Recently, I've come to discover the joys of digging up old games- favorites of years past- and replaying them with the same gusto I had when they were released. As of the time of writing, I'm enjoying playing through the Legacy of Kain series on PC (I played them on PSX and PS2 back in the day).  I was thoroughly wrapped up in the storyline, the characters, and the world of Nosgoth when I first came across these games a decade or more ago.

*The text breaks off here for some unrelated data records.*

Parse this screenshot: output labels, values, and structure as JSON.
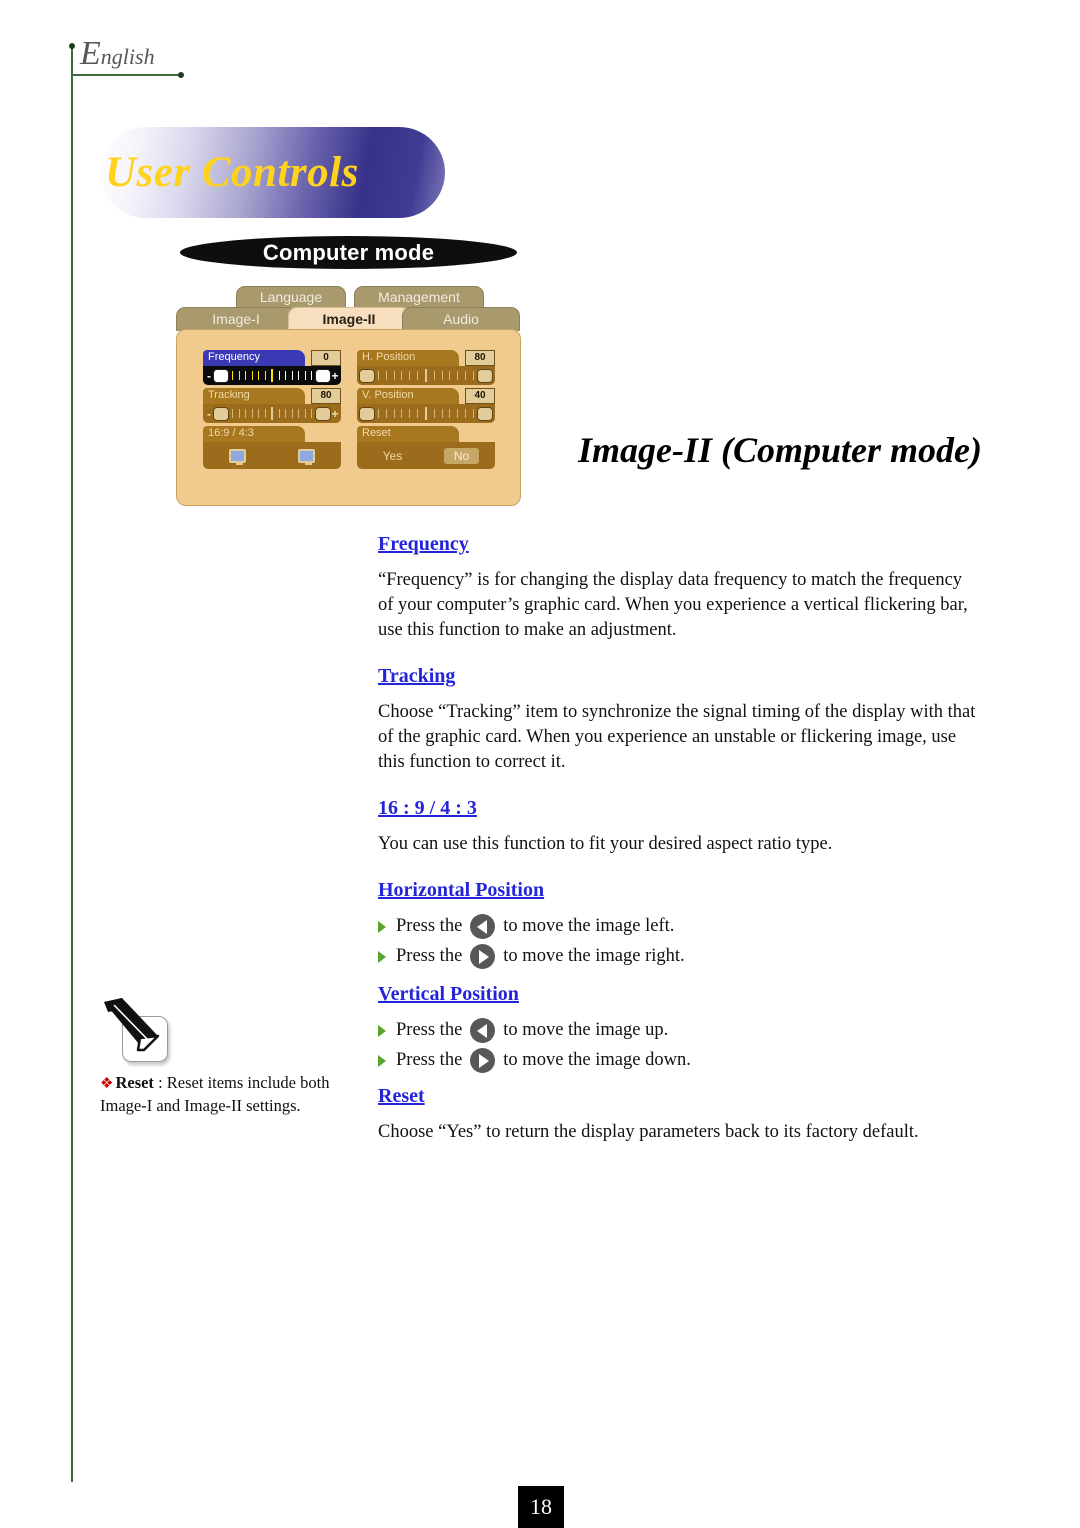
{
  "page": {
    "language_label_cap": "E",
    "language_label_rest": "nglish",
    "banner_title": "User Controls",
    "section_badge": "Computer mode",
    "heading": "Image-II (Computer mode)",
    "page_number": "18"
  },
  "osd": {
    "tabs_top": [
      {
        "label": "Language",
        "active": false
      },
      {
        "label": "Management",
        "active": false
      }
    ],
    "tabs_bottom": [
      {
        "label": "Image-I",
        "active": false
      },
      {
        "label": "Image-II",
        "active": true
      },
      {
        "label": "Audio",
        "active": false
      }
    ],
    "items": {
      "frequency": {
        "label": "Frequency",
        "value": "0",
        "minus": "-",
        "plus": "+",
        "selected": true
      },
      "tracking": {
        "label": "Tracking",
        "value": "80",
        "minus": "-",
        "plus": "+",
        "selected": false
      },
      "aspect": {
        "label": "16:9 / 4:3"
      },
      "h_position": {
        "label": "H. Position",
        "value": "80",
        "selected": false
      },
      "v_position": {
        "label": "V. Position",
        "value": "40",
        "selected": false
      },
      "reset": {
        "label": "Reset",
        "yes": "Yes",
        "no": "No",
        "selected_option": "No"
      }
    }
  },
  "sections": [
    {
      "title": "Frequency",
      "body": "“Frequency” is for changing the display data frequency to match the frequency of your computer’s graphic card. When you experience a vertical flickering bar, use this function to make an adjustment."
    },
    {
      "title": "Tracking",
      "body": "Choose “Tracking” item to synchronize the signal timing of the display with that of the graphic card. When you experience an unstable or flickering image, use this function to correct it."
    },
    {
      "title": "16 : 9 / 4 : 3",
      "body": "You can use this function to fit your desired aspect ratio type."
    },
    {
      "title": "Horizontal Position",
      "bullets": [
        {
          "press": "Press the",
          "icon": "arrow-left-icon",
          "tail": "to move the image left."
        },
        {
          "press": "Press the",
          "icon": "arrow-right-icon",
          "tail": "to move the image right."
        }
      ]
    },
    {
      "title": "Vertical Position",
      "bullets": [
        {
          "press": "Press the",
          "icon": "arrow-left-icon",
          "tail": "to move the image up."
        },
        {
          "press": "Press the",
          "icon": "arrow-right-icon",
          "tail": "to move the image down."
        }
      ]
    },
    {
      "title": "Reset",
      "body": "Choose “Yes” to return the display parameters back to its factory default."
    }
  ],
  "note": {
    "bullet": "❖",
    "term": "Reset",
    "separator": " : ",
    "text": "Reset items include both Image-I and Image-II settings."
  },
  "colors": {
    "rule_green": "#3e6b3e",
    "heading_blue": "#2424d8",
    "banner_gold": "#ffd21e",
    "osd_body": "#f0cb8d",
    "osd_tab": "#a99a6e",
    "osd_active_tab": "#f6debf",
    "osd_bar": "#9a6c1c",
    "osd_header": "#a87820",
    "osd_selected_header": "#3a3ab5",
    "bullet_green": "#5aa32f",
    "note_red": "#cc0000",
    "arrow_button_gray": "#58585a"
  }
}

Even now, I still enjoy picking up Mega Man's NES adventures on a nearly yearly (yes, I rhymed!) basis just for laughs. And what year would be complete without a stroll through Castlevania on or around Halloweeen? Just this past Christmas, I bought my 10-year old daughter a copy of Chrono Trigger for her DS, and she really has gotten into it whole-heartedly. She'll even admit that its a better game that a lot of the newer titles that have came out, Pokemon included.

Maybe there's something about the "charm" of the old school games that today's games are lacking. Everything on the market today marketed to the "core" gaming audience has to be cutting-edge, gritty, and adult-minded. What happened to the cutesy characters who had engaging gameplay, tongue-in-cheek humor, and were just plain fun? I was hoping the Wii would do that, but they've gotten too "niche" with the motion controls.

But, there's always hope. Some of the downloadable titles I've seen (Yay, Mega Man 9!) really spark that orignal feeling I had when 2D sidescrollers were the rage- that feeling of joy, of excitement, of youth.  Maybe, just maybe someone's paying attention. Maybe, against all hope, we'll see these games make a comeback. Maybe I won't have to dig up an NES in the future.